» **EXERCISE DETAILS**
Extract the lines that carry the string "browser" from the listing.
+-------+
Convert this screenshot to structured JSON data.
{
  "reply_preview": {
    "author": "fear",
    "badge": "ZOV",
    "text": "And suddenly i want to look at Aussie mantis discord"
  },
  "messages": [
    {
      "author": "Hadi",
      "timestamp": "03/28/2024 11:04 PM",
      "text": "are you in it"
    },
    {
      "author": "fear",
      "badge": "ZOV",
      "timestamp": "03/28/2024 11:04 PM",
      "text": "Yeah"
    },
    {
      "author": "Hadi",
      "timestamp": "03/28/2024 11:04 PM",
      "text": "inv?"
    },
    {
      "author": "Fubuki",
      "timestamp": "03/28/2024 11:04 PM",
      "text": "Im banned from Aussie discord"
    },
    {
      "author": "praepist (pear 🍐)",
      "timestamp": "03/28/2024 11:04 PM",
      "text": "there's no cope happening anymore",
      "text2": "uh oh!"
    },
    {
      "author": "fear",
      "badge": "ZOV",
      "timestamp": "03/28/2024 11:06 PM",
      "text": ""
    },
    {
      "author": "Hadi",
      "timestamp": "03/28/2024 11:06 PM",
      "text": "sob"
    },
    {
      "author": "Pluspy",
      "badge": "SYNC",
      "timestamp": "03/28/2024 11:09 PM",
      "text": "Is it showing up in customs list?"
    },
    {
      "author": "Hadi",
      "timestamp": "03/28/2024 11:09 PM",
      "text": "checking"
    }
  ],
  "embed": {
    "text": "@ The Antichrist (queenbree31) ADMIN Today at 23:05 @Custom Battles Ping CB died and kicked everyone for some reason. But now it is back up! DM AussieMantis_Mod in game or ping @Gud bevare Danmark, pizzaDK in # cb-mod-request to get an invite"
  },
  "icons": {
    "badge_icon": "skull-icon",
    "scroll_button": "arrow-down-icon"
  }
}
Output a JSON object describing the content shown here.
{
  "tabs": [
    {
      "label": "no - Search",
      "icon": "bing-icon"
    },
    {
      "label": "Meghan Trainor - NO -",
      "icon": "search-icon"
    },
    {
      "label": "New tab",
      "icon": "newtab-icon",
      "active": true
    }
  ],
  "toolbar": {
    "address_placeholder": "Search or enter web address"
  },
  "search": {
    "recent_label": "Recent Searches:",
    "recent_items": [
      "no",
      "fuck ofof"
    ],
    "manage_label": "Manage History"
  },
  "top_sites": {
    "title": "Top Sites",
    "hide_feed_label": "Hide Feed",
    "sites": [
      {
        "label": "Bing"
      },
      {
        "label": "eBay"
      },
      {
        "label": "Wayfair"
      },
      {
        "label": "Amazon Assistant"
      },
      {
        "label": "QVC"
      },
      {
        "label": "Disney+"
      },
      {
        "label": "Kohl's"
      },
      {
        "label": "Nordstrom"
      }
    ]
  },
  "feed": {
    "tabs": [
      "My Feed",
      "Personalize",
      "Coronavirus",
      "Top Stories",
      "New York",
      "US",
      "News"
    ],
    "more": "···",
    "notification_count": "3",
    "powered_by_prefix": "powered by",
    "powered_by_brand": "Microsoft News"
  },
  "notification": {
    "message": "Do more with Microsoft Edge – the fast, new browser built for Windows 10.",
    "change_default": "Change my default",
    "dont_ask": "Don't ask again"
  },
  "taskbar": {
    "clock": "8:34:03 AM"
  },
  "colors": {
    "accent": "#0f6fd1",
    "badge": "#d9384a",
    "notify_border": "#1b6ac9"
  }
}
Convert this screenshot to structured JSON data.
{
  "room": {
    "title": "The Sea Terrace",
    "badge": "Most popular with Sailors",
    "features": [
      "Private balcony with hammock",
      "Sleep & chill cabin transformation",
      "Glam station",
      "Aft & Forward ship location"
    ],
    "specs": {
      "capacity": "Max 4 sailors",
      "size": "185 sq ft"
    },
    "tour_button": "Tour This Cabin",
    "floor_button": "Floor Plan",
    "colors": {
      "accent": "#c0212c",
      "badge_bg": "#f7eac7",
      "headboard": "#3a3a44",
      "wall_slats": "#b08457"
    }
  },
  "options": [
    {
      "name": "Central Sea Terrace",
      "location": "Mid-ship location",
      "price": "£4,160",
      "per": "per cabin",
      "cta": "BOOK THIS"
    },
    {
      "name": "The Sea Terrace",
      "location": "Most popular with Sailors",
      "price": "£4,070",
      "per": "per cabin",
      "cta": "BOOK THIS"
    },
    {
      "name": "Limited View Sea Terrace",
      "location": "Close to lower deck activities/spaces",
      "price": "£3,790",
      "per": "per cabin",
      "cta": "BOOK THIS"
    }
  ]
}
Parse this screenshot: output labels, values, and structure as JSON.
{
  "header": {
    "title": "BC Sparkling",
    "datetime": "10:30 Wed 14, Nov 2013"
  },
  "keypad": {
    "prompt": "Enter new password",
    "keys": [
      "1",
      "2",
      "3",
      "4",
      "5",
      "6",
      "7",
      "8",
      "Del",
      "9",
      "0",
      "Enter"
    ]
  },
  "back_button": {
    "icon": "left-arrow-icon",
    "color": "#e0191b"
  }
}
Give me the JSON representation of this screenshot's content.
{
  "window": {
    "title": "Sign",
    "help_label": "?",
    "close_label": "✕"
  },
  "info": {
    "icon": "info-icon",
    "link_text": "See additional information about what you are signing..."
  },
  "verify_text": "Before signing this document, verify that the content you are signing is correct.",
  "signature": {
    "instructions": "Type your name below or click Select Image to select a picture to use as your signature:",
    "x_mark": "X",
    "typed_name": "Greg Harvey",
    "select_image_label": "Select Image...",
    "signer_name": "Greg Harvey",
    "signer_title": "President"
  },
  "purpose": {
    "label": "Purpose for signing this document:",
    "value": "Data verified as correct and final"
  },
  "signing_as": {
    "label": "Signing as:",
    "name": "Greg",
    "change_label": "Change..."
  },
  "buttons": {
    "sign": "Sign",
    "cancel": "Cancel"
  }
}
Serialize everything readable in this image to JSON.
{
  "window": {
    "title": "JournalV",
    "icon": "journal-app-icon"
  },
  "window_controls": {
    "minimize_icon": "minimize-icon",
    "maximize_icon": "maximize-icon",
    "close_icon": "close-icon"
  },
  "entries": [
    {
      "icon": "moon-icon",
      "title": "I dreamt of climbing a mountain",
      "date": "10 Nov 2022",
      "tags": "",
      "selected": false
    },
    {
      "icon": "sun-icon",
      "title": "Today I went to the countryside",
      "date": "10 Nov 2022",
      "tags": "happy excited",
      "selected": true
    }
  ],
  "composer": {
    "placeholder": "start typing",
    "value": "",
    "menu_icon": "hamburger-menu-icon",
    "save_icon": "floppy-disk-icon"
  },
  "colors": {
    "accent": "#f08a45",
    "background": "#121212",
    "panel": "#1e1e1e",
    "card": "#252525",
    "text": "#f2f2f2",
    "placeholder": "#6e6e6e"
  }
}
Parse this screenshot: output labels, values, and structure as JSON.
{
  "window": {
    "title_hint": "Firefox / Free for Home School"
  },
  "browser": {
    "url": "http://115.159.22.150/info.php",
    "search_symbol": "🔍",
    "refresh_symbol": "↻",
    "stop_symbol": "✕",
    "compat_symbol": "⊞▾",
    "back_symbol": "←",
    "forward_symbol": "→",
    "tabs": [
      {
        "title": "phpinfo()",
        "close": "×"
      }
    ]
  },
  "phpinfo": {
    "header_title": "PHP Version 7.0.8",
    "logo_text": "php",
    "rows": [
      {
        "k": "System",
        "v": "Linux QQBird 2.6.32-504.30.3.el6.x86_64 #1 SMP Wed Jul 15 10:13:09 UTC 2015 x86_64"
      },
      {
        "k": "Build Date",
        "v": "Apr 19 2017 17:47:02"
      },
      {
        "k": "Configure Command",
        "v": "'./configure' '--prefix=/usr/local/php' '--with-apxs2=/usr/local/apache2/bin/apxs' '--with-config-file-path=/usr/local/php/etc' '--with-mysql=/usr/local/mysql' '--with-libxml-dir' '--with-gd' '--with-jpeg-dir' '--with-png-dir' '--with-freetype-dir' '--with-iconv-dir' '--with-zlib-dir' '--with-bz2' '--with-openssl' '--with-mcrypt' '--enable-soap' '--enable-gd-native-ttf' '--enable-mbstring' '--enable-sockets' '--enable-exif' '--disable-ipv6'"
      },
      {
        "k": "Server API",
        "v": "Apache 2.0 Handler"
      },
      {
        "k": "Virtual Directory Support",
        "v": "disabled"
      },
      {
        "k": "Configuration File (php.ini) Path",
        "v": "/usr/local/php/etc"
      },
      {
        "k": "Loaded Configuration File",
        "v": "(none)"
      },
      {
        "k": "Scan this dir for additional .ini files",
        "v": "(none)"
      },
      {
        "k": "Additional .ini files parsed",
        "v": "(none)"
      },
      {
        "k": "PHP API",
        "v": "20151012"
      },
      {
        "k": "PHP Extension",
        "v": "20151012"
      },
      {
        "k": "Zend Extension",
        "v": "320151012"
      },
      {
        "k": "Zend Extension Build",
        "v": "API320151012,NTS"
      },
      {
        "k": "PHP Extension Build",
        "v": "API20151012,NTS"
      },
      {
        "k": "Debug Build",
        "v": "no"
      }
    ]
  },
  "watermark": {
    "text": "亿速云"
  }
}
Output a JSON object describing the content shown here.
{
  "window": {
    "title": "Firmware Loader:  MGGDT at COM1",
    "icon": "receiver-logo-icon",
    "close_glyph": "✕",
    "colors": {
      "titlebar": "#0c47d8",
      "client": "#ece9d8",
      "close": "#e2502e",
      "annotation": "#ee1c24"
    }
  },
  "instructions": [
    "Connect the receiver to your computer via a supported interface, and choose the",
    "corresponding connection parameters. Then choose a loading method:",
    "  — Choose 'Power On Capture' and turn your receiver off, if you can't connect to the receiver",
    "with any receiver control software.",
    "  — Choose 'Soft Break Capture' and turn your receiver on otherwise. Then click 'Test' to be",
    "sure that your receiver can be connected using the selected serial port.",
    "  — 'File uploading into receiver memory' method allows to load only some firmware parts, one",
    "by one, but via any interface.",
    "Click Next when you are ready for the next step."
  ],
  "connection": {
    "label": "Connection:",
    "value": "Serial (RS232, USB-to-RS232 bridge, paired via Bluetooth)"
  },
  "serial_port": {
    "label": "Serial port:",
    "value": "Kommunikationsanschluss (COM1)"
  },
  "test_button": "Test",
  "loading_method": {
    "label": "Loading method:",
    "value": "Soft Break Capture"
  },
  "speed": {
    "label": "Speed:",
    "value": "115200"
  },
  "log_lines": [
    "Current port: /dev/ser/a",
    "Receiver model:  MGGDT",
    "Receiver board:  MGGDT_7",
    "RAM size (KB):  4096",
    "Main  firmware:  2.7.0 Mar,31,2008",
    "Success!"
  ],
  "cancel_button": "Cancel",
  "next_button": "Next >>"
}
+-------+
» **RESPONSE TO THE EXERCISE**
    "message": "Do more with Microsoft Edge – the fast, new browser built for Windows 10.",
  "browser": {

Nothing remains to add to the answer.